Radically Happy: a users guide to the mind
East meets West in a fresh, modern take on a timeless challenge- how to find contentment and meaning in life. A longtime meditator and seasoned Silicon Valley entrepreneur meets a young, insightful, and traditionally educated Tibetan Rinpoche. Together they present a path to radical happiness through accessible meditation and mindfulness techniques. Following three parts, the authors guide readers through Basic Happiness, Interconnected Happiness, and finally Radical Happiness, with each section building on itself to form a complete program. Filled with personal stories, scientific studies, and step-by-step exercises, this is the perfect introduction to meditation and Buddhist thought. It's a thoughtful exploration of modern science and ancient wisdom—there's no dumbing things down—yet it doesn't take itself too seriously.

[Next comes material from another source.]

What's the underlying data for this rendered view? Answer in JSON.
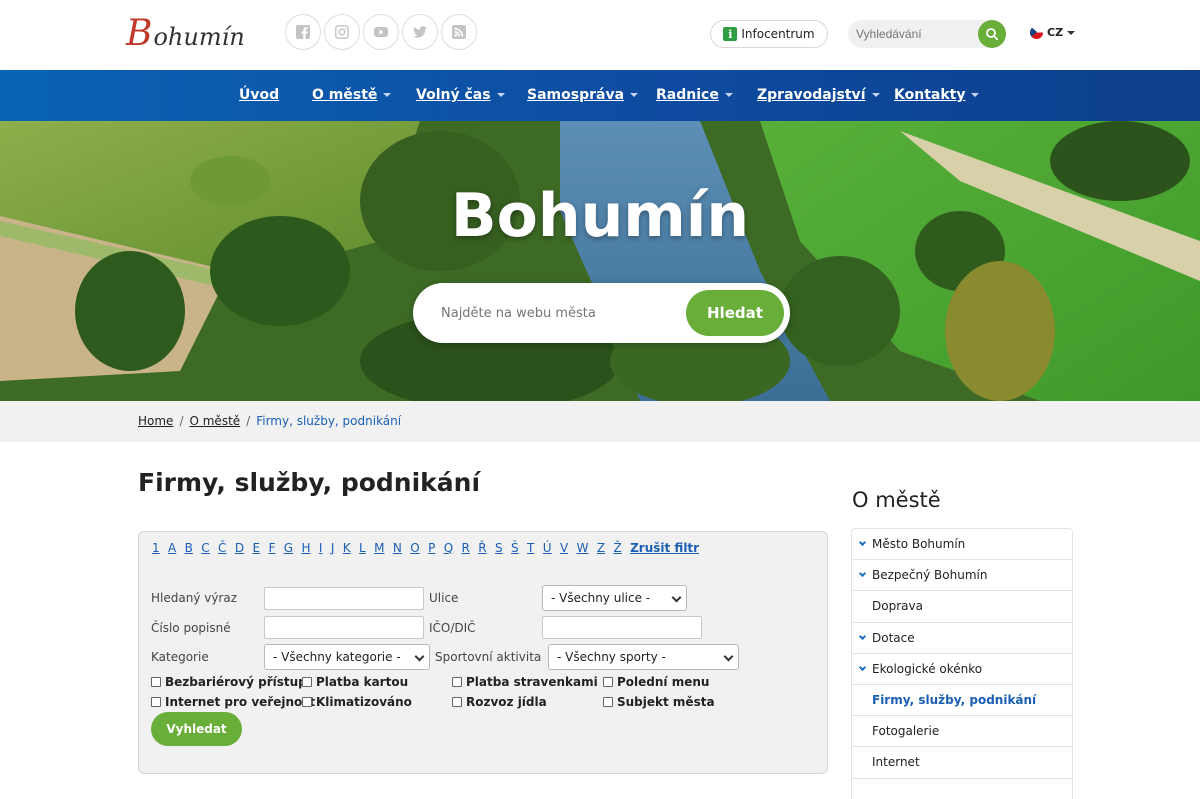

PHAKCHOK RINPOCHE is a new generation Tibetan Buddhist Master. Born in 1981, Rinpoche was recognized as the seventh Phakchok Rinpoche and incarnation of a great teacher and meditation master. Receiving ordination from His Holiness the Dalai Lama, Rinpoche received a thorough education and training in Buddhist philosophy and meditation, studying with some of the most accomplished masters of modern times, his main teachers being his grandfather Kyabje Tulku Urgyen Rinpoche and Nyoshul Khen Rinpoche. Rinpoche completed his education at the Dzongsar Institute of Advanced Buddhist Studies in Bir, India, where he received the Khenpo title. Rinpoche travels the world, teaching in Buddhist centers, universities, and monasteries from Asia to the US, from South America to Europe.
ERRIC SOLOMON worked as a Silicon Valley technology entrepreneur before becoming a meditation teacher. His experience as a participant in the Logo Group at M.I.T.'s Artificial Intelligence Laboratory inspired a lifelong passion to understand the mind and led him to the study of Buddhism. He has been an invited speaker leading seminars and retreats in corporate settings as well as in prisons, temples, and Buddhist centers across the US and Europe.